Starting with typical cleaning processes during the wafering (sawing, cleaning, separation) up to cell processing (texturing, diffusion, coating and plating) the main cleaning processes are presented and their specifics are indicated. Finally recontamination and conditioning in production lines are reviewed.
Abstract: Although the chemical reaction is well known, the anisotropic etching of Si in alkaline solutions is a complex process. This is particularly true in the solar industry where a large mass of silicon is typically introduced into the etch bath. The etch by-products (silicates) affect the balance of the etching specie. If adequate compensation is not made for these by-products, a significant drop in etch rate and an increase in contamination levels is typically noticed. Because of this contamination, production lines would suffer from unpredictable wafer characteristics and hence lower cell performance.
Abstract: The cumulative installed solar power generation has been rising exponentially over the past decade. This has lead to a concomitant rise in production capabilities, leading eventually to excess production capabilities and rapid price declines per unit. In order to compete with the standard electricity generation the cost of solar panel production and installation needs to decrease even further. At the same time the solar panel and cell makers need to be able to keep a healthy margin. A crucial element in this exercise is a close control on the Cost of Ownership (CoO) of a solar cell / panel fabrication site.

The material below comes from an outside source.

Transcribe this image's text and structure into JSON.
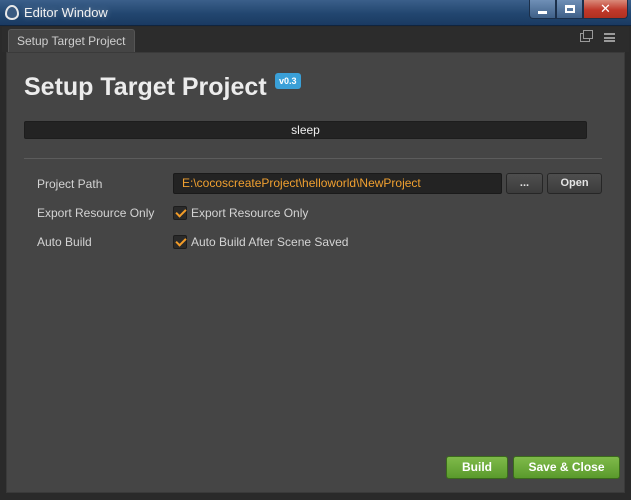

Abstract: The semiconductor industry considers wet cleans to be critical surface preparation steps. The Si/SiO2 interface, for example, is very critical to achieve high gate oxide integrity and avoid leakage or stacking faults. Similarly, the solar industry has seen the value of wet processes to achieve best cell performance. In this study, we highlight the effect of pre-cleans, texturization and final cleans on cell parameters. We also studied the importance of coupling these wet cleaning and texturization steps with the PECVD steps to achieve the film quality required for highest solar cell efficiency.
Abstract: For further enhancement of solar energy conversion efficiency the passivation of silicon (Si) substrate surfaces and interfaces of Si-based solar cell devices is a decisive precondition to reduce recombination losses of photogenerated charge carriers. These losses are mainly controlled by surface charges, the density and the character of rechargeable interface states (Dit) , which are induced by defects localised in a small interlayer extending over only few Å. Therefore, the application of fast non-destructive methods for characterization of the electronic interface properties directly during the technological process has received an increasing interest in recent years.